DESCRIPTION OF THE TASK:
Among the entries below, how many lines contain the string "yahoo"? Only the number is wanted.
=== Section Start ===
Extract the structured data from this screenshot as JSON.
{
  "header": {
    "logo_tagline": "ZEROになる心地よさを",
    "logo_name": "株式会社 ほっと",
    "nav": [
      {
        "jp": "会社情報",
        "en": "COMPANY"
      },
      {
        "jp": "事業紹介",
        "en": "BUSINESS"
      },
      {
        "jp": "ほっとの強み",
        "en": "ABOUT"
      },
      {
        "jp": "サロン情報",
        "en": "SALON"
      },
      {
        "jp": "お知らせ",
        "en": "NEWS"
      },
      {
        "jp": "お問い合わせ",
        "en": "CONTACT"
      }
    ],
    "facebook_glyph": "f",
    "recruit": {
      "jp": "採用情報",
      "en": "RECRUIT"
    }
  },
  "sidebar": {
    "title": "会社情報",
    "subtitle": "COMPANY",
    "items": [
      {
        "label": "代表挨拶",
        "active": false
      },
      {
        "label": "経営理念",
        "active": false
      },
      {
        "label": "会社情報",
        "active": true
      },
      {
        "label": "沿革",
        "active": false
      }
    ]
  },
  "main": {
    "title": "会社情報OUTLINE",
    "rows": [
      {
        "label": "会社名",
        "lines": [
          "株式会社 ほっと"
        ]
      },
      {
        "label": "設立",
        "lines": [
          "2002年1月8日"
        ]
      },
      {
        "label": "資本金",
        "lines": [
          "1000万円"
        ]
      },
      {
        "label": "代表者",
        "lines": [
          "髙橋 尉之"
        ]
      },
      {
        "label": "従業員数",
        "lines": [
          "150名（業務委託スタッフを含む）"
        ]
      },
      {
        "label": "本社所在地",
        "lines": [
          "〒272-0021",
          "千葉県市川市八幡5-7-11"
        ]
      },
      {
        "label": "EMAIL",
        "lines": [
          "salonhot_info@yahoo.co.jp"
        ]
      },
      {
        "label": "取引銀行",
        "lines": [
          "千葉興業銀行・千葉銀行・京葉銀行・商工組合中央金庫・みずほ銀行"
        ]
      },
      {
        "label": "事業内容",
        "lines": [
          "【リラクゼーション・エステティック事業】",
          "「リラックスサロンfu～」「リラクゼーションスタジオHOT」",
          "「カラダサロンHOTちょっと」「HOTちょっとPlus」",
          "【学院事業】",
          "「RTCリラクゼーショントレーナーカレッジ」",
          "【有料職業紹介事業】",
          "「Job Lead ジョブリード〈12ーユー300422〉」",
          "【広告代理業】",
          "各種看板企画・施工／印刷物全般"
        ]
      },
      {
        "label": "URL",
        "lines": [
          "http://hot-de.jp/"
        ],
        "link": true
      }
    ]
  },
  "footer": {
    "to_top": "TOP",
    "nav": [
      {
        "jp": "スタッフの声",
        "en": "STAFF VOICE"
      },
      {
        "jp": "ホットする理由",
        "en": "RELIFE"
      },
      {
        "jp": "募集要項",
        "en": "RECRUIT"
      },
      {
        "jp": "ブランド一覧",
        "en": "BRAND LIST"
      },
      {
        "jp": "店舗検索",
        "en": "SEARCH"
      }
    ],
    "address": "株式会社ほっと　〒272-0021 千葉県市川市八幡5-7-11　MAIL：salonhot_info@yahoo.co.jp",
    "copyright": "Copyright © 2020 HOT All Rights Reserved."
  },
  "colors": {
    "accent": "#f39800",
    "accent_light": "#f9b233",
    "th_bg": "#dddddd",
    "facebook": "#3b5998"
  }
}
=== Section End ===
EXERCISE RESPONSE:
2